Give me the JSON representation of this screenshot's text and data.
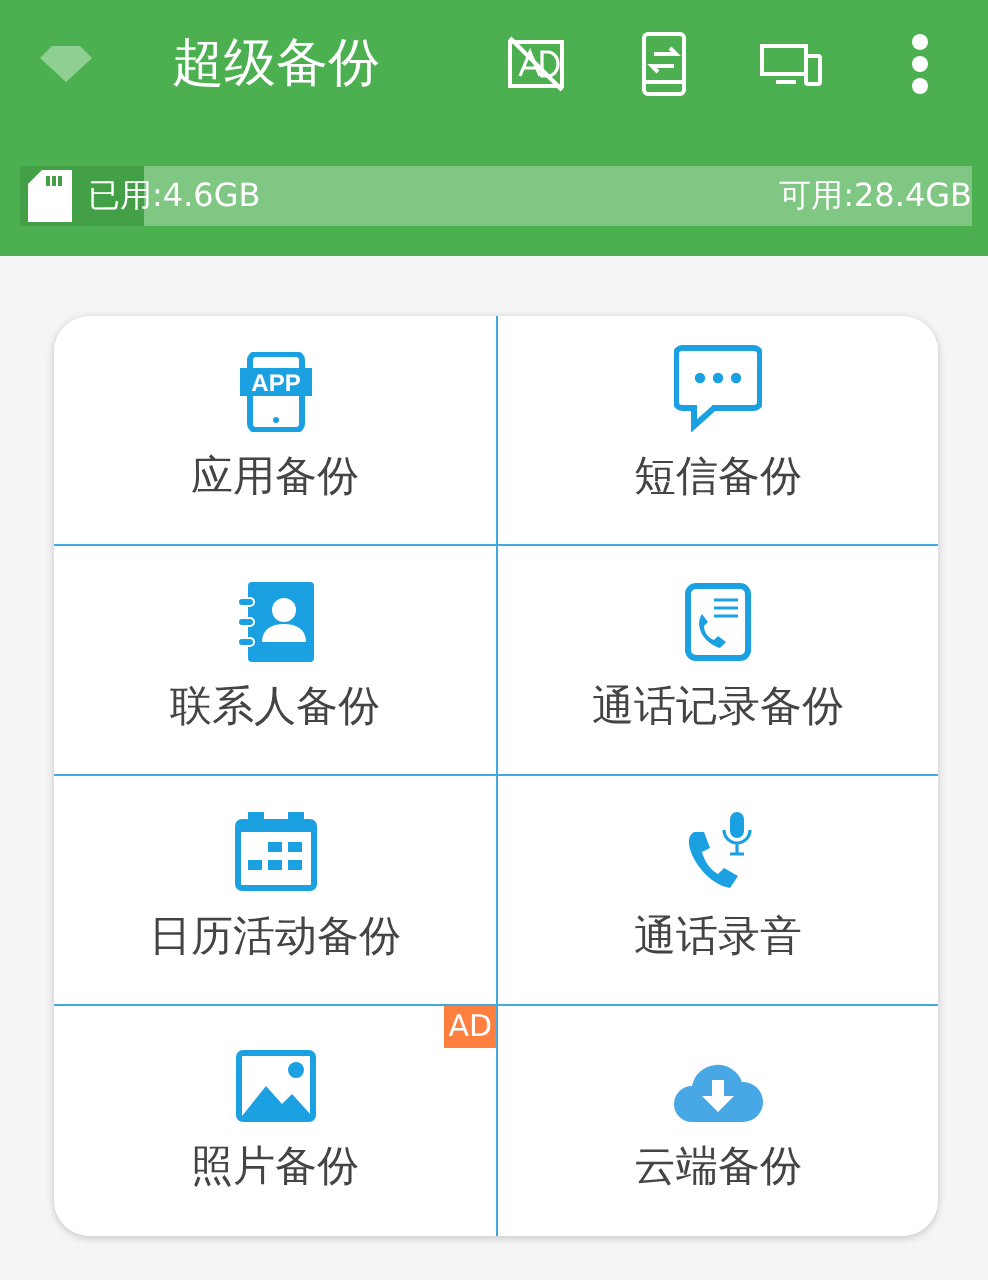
{
  "app_bar": {
    "title": "超级备份",
    "actions": [
      {
        "kind": "no-ads"
      },
      {
        "kind": "transfer"
      },
      {
        "kind": "devices"
      },
      {
        "kind": "more"
      }
    ]
  },
  "storage": {
    "used": "已用:4.6GB",
    "available": "可用:28.4GB",
    "level": 0.13
  },
  "tiles": [
    {
      "kind": "app",
      "icon_text": "APP",
      "label": "应用备份"
    },
    {
      "kind": "sms",
      "label": "短信备份"
    },
    {
      "kind": "contacts",
      "label": "联系人备份"
    },
    {
      "kind": "call-log",
      "label": "通话记录备份"
    },
    {
      "kind": "calendar",
      "label": "日历活动备份"
    },
    {
      "kind": "recording",
      "label": "通话录音"
    },
    {
      "kind": "photo",
      "label": "照片备份",
      "badge": "AD"
    },
    {
      "kind": "cloud",
      "label": "云端备份"
    }
  ]
}
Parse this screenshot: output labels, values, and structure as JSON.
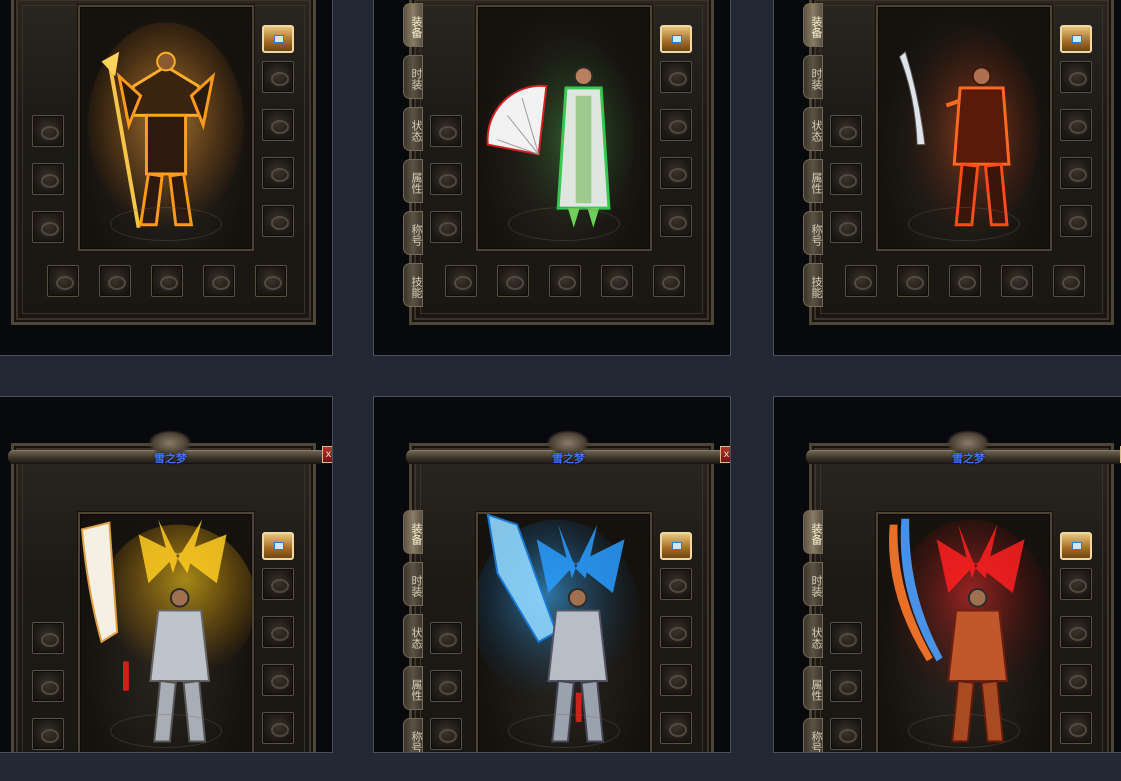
{
  "window_title": "雪之梦",
  "close_label": "x",
  "tabs": [
    "装备",
    "时装",
    "状态",
    "属性",
    "称号",
    "技能"
  ],
  "cards": [
    {
      "id": "gold-armor",
      "theme": "#ff9a1a",
      "accent": "#ffd35a",
      "weapon": "spear",
      "title_visible": false,
      "tabs_visible": false
    },
    {
      "id": "white-fan",
      "theme": "#3bd45a",
      "accent": "#ffffff",
      "weapon": "fan",
      "title_visible": false,
      "tabs_visible": true
    },
    {
      "id": "red-blade",
      "theme": "#ff4a1a",
      "accent": "#ffd1a0",
      "weapon": "blade",
      "title_visible": false,
      "tabs_visible": true
    },
    {
      "id": "gold-wings",
      "theme": "#ffc81a",
      "accent": "#fff2b0",
      "weapon": "greatsword",
      "title_visible": true,
      "tabs_visible": false
    },
    {
      "id": "ice-wings",
      "theme": "#2fa8ff",
      "accent": "#bfefff",
      "weapon": "iceblade",
      "title_visible": true,
      "tabs_visible": true
    },
    {
      "id": "fire-wings",
      "theme": "#ff2a2a",
      "accent": "#4aa0ff",
      "weapon": "dualblade",
      "title_visible": true,
      "tabs_visible": true
    }
  ]
}
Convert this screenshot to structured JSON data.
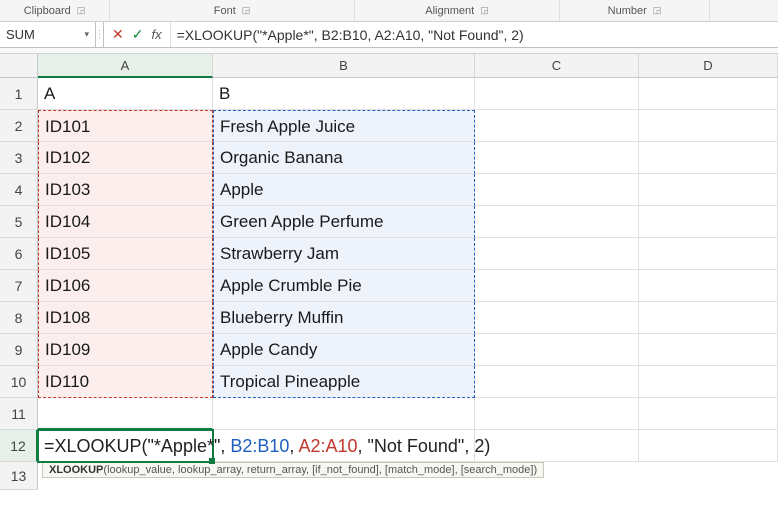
{
  "ribbon": {
    "groups": [
      "Clipboard",
      "Font",
      "Alignment",
      "Number"
    ]
  },
  "nameBox": {
    "value": "SUM"
  },
  "formulaBar": {
    "cancelGlyph": "✕",
    "enterGlyph": "✓",
    "fxLabel": "fx",
    "text": "=XLOOKUP(\"*Apple*\", B2:B10, A2:A10, \"Not Found\", 2)"
  },
  "columns": [
    "A",
    "B",
    "C",
    "D"
  ],
  "rows": [
    "1",
    "2",
    "3",
    "4",
    "5",
    "6",
    "7",
    "8",
    "9",
    "10",
    "11",
    "12",
    "13"
  ],
  "cells": {
    "A1": "A",
    "B1": "B",
    "A2": "ID101",
    "B2": "Fresh Apple Juice",
    "A3": "ID102",
    "B3": "Organic Banana",
    "A4": "ID103",
    "B4": "Apple",
    "A5": "ID104",
    "B5": "Green Apple Perfume",
    "A6": "ID105",
    "B6": "Strawberry Jam",
    "A7": "ID106",
    "B7": "Apple Crumble Pie",
    "A8": "ID108",
    "B8": "Blueberry Muffin",
    "A9": "ID109",
    "B9": "Apple Candy",
    "A10": "ID110",
    "B10": "Tropical Pineapple"
  },
  "editing": {
    "cellRef": "A12",
    "parts": {
      "p1": "=XLOOKUP(\"*Apple*\", ",
      "p2": "B2:B10",
      "p3": ", ",
      "p4": "A2:A10",
      "p5": ", \"Not Found\", 2)"
    }
  },
  "tooltip": {
    "funcName": "XLOOKUP",
    "sig": "(lookup_value, lookup_array, return_array, [if_not_found], [match_mode], [search_mode])"
  }
}
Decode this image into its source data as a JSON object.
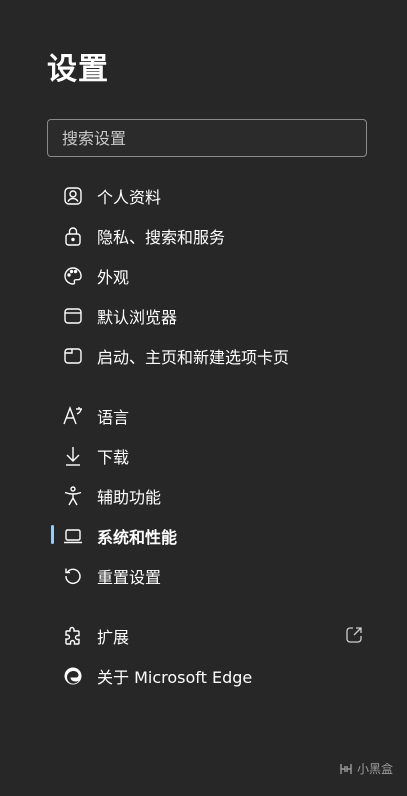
{
  "header": {
    "title": "设置"
  },
  "search": {
    "placeholder": "搜索设置"
  },
  "nav": {
    "items": [
      {
        "label": "个人资料",
        "icon": "profile-icon"
      },
      {
        "label": "隐私、搜索和服务",
        "icon": "lock-icon"
      },
      {
        "label": "外观",
        "icon": "palette-icon"
      },
      {
        "label": "默认浏览器",
        "icon": "browser-window-icon"
      },
      {
        "label": "启动、主页和新建选项卡页",
        "icon": "start-page-icon"
      },
      {
        "label": "语言",
        "icon": "language-icon"
      },
      {
        "label": "下载",
        "icon": "download-icon"
      },
      {
        "label": "辅助功能",
        "icon": "accessibility-icon"
      },
      {
        "label": "系统和性能",
        "icon": "laptop-icon",
        "active": true
      },
      {
        "label": "重置设置",
        "icon": "reset-icon"
      },
      {
        "label": "扩展",
        "icon": "puzzle-icon"
      },
      {
        "label": "关于 Microsoft Edge",
        "icon": "edge-logo-icon"
      }
    ]
  },
  "watermark": {
    "label": "小黑盒"
  },
  "colors": {
    "background": "#272727",
    "active_indicator": "#9ecbf5",
    "text": "#ffffff"
  }
}
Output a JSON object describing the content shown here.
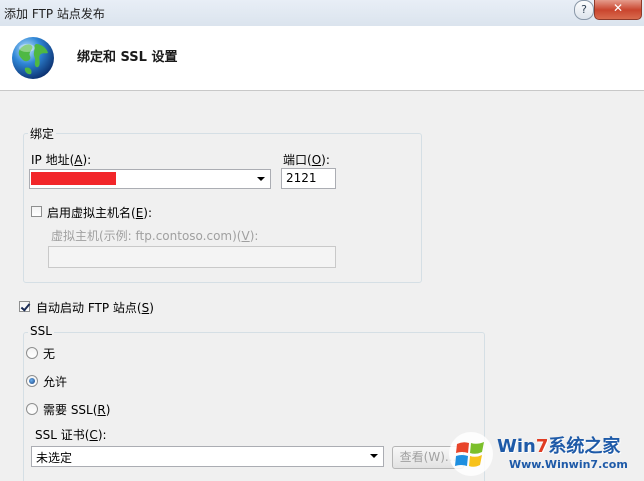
{
  "window": {
    "title": "添加 FTP 站点发布",
    "help": "?",
    "close": "✕"
  },
  "header": {
    "title": "绑定和 SSL 设置",
    "icon": "globe-icon"
  },
  "binding": {
    "group_label": "绑定",
    "ip_label_prefix": "IP 地址(",
    "ip_label_key": "A",
    "ip_label_suffix": "):",
    "port_label_prefix": "端口(",
    "port_label_key": "O",
    "port_label_suffix": "):",
    "port_value": "2121",
    "virtual_host_checkbox_prefix": "启用虚拟主机名(",
    "virtual_host_checkbox_key": "E",
    "virtual_host_checkbox_suffix": "):",
    "virtual_host_checked": false,
    "virtual_host_label_prefix": "虚拟主机(示例: ftp.contoso.com)(",
    "virtual_host_label_key": "V",
    "virtual_host_label_suffix": "):",
    "virtual_host_value": ""
  },
  "autostart": {
    "label_prefix": "自动启动 FTP 站点(",
    "label_key": "S",
    "label_suffix": ")",
    "checked": true
  },
  "ssl": {
    "group_label": "SSL",
    "options": [
      {
        "label": "无",
        "checked": false
      },
      {
        "label": "允许",
        "checked": true
      },
      {
        "label_prefix": "需要 SSL(",
        "label_key": "R",
        "label_suffix": ")",
        "checked": false
      }
    ],
    "cert_label_prefix": "SSL 证书(",
    "cert_label_key": "C",
    "cert_label_suffix": "):",
    "cert_value": "未选定",
    "view_button": "查看(W)..."
  },
  "watermark": {
    "brand_a": "Win",
    "brand_seven": "7",
    "brand_b": "系统之家",
    "url": "Www.Winwin7.com"
  },
  "colors": {
    "redaction": "#f2262a",
    "header_bg": "#ffffff",
    "dialog_bg": "#f0f0f0"
  }
}
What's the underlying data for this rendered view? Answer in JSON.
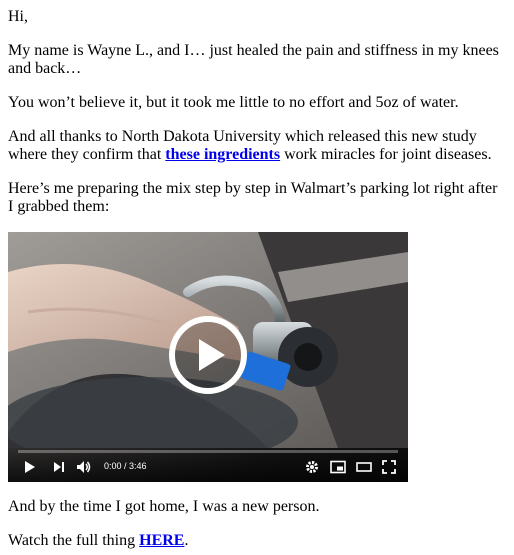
{
  "email": {
    "greeting": "Hi,",
    "intro": "My name is Wayne L., and I… just healed the pain and stiffness in my knees and back…",
    "claim": "You won’t believe it, but it took me little to no effort and 5oz of water.",
    "study_before": "And all thanks to North Dakota University which released this new study where they confirm that ",
    "study_link": "these ingredients",
    "study_after": " work miracles for joint diseases.",
    "walmart": "Here’s me preparing the mix step by step in Walmart’s parking lot right after I grabbed them:",
    "after_video": "And by the time I got home, I was a new person.",
    "watch_before": "Watch the full thing ",
    "watch_link": "HERE",
    "watch_after": "."
  },
  "video": {
    "current_time": "0:00",
    "duration": "3:46",
    "time_display": "0:00 / 3:46",
    "progress_fraction": 0,
    "icons": [
      "play-icon",
      "next-icon",
      "volume-icon",
      "settings-icon",
      "miniplayer-icon",
      "theater-icon",
      "fullscreen-icon"
    ]
  },
  "colors": {
    "link": "#0000ee",
    "progress": "#ff0000",
    "accent_cap": "#1e6fd9"
  }
}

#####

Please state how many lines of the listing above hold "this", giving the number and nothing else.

> [Solved exercise] 6